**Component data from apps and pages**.
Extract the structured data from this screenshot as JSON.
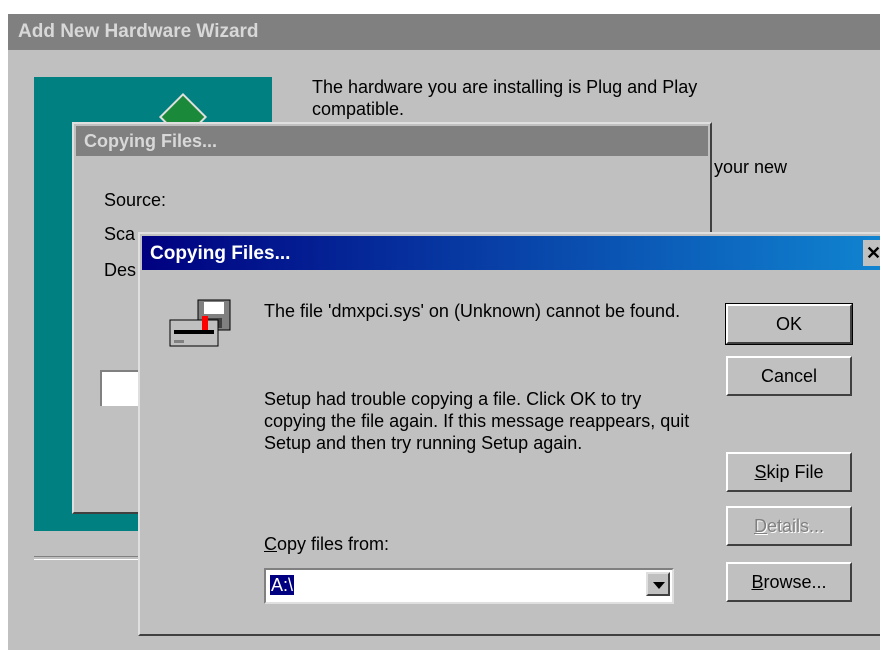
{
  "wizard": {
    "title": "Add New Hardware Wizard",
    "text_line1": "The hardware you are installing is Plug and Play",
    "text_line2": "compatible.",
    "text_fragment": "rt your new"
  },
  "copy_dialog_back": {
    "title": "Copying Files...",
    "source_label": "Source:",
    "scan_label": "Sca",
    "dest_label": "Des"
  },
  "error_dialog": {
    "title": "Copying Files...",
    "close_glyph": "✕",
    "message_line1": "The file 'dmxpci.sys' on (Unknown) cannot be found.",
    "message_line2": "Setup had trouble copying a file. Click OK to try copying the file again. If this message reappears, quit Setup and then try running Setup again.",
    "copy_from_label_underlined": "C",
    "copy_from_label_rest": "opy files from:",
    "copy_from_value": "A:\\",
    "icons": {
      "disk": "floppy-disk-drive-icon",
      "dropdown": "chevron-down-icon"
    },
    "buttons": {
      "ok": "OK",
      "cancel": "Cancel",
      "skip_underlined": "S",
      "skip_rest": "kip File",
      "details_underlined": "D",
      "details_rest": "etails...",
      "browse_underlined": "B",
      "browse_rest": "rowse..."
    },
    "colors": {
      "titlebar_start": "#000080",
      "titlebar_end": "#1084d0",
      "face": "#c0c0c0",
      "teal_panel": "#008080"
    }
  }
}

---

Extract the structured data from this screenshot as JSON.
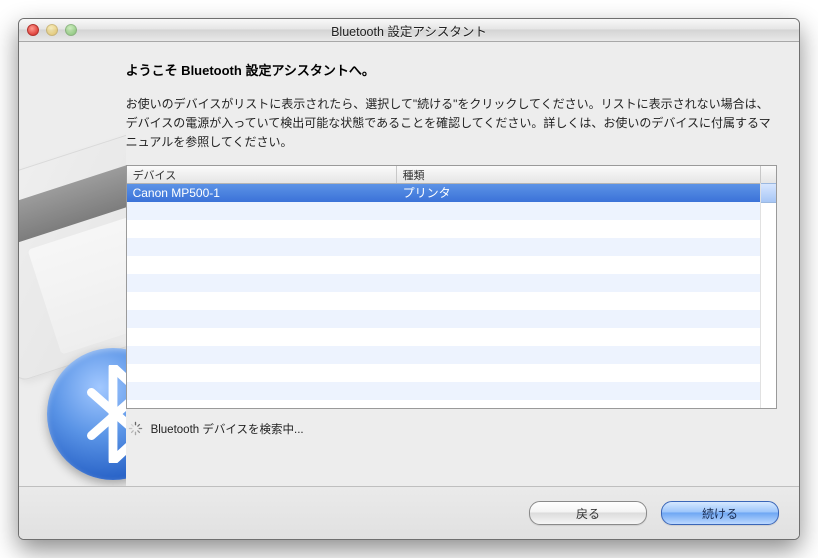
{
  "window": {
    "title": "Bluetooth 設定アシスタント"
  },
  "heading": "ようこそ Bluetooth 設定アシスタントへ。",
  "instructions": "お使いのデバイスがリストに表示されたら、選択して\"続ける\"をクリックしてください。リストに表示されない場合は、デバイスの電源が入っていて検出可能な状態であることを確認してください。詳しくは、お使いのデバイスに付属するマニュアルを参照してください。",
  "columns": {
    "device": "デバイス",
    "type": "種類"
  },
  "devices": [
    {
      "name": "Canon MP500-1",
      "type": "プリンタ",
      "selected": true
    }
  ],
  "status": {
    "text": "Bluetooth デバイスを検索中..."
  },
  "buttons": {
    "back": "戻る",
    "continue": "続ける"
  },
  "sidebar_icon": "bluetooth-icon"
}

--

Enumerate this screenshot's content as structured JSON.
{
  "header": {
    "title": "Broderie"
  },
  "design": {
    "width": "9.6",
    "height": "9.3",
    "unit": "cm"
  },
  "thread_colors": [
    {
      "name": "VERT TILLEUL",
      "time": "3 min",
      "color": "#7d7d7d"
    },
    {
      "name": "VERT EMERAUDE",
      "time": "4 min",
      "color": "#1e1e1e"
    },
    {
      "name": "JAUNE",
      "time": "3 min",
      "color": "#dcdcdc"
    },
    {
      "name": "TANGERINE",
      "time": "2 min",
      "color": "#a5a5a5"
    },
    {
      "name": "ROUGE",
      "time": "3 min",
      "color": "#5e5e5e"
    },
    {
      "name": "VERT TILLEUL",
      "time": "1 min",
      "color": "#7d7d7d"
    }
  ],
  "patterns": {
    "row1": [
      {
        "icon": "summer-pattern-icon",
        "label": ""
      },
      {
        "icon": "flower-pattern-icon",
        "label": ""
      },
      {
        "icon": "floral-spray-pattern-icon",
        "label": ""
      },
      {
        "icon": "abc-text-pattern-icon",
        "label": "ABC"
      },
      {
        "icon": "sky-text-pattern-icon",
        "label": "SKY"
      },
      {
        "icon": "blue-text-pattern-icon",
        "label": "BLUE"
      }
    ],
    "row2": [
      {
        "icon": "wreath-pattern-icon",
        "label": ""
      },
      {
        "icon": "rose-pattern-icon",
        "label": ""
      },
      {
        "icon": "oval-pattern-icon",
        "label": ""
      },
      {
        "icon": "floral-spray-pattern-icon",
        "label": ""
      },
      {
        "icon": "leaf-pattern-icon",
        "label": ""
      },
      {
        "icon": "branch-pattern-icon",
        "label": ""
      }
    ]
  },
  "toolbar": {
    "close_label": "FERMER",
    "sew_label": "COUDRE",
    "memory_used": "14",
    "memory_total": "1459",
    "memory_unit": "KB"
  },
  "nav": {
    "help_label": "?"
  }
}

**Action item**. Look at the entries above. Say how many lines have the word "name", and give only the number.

**Task solution**. 7